For the listing underneath, give the count of lines containing the string "arrow" and nothing further.

Source material:
────────
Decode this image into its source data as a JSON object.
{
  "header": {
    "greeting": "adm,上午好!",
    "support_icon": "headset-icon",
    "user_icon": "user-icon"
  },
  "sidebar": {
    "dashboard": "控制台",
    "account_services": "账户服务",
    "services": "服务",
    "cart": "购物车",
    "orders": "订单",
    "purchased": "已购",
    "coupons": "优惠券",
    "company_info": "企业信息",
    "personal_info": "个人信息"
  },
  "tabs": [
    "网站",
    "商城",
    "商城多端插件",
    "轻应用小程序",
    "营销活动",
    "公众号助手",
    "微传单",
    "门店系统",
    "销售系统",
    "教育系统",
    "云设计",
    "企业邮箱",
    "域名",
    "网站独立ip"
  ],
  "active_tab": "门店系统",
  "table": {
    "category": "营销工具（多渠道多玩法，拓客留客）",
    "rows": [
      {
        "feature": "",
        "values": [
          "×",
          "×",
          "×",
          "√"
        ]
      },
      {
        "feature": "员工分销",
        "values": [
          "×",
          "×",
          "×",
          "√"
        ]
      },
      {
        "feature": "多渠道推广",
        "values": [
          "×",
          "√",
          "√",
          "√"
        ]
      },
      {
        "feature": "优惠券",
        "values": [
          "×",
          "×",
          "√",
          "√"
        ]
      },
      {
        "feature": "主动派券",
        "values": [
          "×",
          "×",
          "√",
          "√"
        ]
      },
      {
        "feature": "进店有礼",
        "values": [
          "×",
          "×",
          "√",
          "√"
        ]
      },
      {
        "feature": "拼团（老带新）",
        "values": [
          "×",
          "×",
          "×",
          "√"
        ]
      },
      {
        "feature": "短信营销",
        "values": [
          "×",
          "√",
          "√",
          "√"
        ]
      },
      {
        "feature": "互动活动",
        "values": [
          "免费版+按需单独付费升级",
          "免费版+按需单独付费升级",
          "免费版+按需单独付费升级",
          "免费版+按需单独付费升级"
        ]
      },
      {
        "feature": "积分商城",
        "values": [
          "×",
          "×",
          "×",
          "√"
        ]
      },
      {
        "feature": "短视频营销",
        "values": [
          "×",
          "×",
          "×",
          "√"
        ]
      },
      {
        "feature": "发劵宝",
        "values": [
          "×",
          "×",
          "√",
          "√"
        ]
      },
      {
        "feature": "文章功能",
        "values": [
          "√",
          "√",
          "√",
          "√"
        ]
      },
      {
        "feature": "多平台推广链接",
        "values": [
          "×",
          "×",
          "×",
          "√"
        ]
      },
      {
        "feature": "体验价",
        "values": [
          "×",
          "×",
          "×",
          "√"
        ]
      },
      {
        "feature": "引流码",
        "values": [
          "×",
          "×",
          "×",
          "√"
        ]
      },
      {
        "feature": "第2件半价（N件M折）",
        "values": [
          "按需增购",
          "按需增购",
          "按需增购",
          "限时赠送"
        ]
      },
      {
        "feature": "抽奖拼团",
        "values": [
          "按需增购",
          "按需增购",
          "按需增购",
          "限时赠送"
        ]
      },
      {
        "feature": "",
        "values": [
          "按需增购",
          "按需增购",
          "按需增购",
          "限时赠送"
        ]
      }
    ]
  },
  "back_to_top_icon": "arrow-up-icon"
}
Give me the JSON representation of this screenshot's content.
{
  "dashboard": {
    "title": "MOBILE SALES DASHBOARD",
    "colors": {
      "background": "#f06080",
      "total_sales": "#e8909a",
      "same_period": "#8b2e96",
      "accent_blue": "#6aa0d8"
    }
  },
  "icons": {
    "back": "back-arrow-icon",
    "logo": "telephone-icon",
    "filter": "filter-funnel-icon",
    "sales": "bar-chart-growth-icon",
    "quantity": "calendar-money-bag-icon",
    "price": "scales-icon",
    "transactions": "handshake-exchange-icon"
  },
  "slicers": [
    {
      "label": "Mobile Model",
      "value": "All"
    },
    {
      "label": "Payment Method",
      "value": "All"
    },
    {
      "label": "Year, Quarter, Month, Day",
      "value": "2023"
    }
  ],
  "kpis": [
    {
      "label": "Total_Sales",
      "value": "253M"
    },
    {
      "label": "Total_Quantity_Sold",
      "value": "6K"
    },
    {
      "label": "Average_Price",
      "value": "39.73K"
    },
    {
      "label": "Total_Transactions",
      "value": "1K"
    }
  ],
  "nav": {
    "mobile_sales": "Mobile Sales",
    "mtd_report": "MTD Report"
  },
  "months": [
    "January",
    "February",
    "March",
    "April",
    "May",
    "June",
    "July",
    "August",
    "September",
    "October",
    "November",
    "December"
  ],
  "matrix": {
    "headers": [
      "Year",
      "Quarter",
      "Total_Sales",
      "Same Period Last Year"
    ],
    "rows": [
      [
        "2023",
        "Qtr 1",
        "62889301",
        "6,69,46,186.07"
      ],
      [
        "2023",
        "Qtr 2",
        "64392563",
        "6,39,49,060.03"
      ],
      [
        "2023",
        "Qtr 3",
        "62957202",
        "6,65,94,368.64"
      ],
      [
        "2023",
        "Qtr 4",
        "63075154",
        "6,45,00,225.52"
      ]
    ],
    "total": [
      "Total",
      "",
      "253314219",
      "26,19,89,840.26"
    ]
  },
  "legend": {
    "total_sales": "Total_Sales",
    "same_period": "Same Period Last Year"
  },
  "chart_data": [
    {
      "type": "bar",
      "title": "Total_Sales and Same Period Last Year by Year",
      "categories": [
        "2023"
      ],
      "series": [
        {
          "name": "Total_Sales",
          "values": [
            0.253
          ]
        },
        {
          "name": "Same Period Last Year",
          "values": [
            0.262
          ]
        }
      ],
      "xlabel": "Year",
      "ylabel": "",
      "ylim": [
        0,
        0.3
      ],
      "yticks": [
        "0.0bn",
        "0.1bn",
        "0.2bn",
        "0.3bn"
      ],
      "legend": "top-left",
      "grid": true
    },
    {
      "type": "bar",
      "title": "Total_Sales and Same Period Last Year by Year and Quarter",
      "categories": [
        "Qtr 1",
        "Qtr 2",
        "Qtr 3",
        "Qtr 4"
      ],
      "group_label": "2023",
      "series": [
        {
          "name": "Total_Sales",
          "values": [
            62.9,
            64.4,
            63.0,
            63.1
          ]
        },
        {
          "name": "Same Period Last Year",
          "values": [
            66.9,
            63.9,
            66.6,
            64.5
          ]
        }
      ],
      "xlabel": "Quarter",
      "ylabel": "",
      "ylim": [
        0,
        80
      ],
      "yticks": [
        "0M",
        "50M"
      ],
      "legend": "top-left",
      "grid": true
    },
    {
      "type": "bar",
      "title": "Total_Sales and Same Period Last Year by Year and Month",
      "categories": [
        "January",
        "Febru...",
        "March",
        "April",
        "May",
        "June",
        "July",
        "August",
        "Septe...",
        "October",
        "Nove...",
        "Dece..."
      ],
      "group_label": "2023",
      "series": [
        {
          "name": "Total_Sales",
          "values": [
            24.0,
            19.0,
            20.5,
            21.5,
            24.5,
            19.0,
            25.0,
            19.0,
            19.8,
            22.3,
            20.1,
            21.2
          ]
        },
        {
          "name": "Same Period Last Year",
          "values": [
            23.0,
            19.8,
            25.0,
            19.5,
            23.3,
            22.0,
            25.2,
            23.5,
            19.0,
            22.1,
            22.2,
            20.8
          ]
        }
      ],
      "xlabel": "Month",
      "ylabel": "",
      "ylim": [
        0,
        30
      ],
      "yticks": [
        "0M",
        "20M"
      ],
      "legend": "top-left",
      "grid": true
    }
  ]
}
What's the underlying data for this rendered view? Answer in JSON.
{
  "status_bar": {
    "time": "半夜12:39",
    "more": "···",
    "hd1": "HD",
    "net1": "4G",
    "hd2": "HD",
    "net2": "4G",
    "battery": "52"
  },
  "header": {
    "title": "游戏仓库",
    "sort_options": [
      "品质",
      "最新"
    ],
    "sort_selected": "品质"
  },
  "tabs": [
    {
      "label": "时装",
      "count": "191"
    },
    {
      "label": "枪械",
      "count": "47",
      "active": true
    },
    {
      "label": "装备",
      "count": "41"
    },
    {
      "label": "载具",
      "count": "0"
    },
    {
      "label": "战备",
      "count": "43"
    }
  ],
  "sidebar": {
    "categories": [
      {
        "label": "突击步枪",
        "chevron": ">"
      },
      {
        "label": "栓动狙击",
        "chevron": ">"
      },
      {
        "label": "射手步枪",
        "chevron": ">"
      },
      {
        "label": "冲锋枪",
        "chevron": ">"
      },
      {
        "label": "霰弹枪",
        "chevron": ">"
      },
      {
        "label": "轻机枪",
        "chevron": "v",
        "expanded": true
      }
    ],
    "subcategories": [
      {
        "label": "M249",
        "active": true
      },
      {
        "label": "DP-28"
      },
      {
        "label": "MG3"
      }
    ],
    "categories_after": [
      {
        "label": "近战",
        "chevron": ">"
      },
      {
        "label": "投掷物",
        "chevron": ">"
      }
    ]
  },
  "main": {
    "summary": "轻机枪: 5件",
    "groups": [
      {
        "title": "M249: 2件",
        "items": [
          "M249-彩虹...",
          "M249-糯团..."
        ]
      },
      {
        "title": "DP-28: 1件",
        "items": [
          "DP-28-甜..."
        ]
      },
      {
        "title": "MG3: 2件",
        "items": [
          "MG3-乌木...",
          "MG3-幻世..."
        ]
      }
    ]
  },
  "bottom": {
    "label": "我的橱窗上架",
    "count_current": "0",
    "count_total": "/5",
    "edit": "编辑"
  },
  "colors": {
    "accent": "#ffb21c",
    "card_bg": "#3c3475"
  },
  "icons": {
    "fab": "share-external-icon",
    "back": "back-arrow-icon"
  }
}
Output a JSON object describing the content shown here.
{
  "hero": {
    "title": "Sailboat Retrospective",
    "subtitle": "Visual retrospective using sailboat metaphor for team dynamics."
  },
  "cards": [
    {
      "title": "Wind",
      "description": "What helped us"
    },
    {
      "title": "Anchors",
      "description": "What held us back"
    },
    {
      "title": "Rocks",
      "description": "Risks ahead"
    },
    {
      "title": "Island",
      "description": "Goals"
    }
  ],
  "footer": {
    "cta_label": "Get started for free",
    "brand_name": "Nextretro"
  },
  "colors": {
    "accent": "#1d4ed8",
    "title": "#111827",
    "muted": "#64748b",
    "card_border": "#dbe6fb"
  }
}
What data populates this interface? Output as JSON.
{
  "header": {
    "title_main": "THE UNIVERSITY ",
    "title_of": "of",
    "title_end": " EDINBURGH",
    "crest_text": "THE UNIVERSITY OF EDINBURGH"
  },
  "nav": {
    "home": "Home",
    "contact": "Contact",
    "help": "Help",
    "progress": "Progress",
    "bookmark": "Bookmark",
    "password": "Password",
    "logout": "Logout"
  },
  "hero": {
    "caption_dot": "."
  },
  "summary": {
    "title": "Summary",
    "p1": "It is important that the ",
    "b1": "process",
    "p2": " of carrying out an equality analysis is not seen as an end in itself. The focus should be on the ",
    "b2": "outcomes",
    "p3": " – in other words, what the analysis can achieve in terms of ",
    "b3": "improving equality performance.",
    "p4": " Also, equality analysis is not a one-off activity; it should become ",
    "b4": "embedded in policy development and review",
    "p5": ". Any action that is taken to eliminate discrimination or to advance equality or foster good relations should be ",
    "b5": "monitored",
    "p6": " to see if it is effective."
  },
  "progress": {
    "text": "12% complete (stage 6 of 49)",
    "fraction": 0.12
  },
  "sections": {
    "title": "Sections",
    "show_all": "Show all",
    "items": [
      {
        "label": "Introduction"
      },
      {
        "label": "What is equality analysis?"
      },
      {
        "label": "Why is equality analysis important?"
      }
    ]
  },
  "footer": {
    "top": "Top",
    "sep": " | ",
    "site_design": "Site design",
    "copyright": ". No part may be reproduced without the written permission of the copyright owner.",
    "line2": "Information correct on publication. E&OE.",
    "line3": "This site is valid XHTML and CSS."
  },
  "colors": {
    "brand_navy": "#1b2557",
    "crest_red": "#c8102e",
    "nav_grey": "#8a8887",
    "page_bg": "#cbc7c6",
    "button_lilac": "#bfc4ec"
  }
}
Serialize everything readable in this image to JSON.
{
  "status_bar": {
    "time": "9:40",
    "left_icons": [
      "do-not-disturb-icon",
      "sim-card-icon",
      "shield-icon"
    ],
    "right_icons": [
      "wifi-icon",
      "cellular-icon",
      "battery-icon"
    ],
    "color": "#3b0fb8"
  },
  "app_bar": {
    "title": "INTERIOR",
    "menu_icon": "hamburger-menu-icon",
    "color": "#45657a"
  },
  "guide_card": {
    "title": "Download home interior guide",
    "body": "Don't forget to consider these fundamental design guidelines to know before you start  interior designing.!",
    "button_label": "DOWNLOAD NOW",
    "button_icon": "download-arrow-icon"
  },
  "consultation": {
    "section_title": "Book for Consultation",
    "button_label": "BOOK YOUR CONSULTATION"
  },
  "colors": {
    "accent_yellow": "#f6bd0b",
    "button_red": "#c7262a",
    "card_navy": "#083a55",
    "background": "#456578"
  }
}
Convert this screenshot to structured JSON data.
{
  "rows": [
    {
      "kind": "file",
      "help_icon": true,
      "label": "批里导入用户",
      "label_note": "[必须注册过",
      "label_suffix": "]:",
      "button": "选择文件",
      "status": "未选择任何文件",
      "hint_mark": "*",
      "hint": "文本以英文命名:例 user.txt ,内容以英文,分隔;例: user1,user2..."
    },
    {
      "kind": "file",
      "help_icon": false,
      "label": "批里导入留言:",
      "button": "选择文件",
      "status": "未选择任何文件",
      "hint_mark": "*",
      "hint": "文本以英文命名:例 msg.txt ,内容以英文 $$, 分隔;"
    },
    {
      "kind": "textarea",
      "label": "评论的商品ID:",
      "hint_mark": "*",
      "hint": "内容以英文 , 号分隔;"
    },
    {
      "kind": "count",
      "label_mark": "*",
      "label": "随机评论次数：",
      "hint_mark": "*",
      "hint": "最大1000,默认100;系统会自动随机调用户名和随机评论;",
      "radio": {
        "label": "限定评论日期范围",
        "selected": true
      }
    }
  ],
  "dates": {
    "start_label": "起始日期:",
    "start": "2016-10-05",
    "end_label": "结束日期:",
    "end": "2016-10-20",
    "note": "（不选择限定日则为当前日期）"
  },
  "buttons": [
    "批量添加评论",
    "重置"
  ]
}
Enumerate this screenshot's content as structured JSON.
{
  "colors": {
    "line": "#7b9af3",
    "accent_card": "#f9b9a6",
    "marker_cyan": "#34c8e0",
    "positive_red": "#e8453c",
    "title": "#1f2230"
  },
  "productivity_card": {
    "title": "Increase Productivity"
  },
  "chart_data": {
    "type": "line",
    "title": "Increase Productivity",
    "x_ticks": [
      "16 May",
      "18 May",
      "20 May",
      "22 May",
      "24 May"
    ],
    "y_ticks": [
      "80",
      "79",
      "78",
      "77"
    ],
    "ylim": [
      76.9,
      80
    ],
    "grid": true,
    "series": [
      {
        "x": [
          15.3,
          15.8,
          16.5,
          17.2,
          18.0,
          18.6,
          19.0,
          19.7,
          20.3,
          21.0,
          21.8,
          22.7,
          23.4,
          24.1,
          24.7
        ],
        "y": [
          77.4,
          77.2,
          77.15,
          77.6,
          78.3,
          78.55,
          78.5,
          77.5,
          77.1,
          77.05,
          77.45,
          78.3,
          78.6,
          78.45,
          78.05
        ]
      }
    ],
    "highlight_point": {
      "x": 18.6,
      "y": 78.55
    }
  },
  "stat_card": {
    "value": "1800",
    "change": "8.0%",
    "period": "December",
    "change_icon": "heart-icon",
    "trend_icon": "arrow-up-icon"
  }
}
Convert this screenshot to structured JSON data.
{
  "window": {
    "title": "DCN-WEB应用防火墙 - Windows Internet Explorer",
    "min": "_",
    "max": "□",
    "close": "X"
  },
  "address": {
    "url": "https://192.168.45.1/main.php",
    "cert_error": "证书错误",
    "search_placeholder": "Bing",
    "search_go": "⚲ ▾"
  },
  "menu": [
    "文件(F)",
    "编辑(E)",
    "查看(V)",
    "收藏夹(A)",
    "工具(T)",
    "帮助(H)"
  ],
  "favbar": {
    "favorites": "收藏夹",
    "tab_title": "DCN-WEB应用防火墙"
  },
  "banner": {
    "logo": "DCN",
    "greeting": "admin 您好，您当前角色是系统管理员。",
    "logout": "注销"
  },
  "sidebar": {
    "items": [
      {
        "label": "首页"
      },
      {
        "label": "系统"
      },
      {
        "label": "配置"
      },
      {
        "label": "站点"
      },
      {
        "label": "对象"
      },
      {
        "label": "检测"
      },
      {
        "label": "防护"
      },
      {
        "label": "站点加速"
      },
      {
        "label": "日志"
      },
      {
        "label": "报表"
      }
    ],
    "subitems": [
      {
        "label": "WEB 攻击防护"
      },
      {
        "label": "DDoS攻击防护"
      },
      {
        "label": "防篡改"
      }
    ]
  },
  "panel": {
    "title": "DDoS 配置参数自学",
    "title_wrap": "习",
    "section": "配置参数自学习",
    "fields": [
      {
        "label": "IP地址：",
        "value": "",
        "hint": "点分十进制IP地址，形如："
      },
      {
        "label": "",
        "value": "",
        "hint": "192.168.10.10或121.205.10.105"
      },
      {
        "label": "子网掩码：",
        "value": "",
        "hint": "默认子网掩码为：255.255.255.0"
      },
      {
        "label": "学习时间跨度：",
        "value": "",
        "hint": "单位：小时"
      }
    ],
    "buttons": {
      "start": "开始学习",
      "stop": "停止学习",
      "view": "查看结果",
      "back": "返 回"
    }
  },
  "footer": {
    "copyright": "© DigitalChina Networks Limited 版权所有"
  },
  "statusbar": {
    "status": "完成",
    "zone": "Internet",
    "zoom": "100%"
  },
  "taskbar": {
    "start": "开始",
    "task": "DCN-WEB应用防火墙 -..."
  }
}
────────
Result for this exercise:
5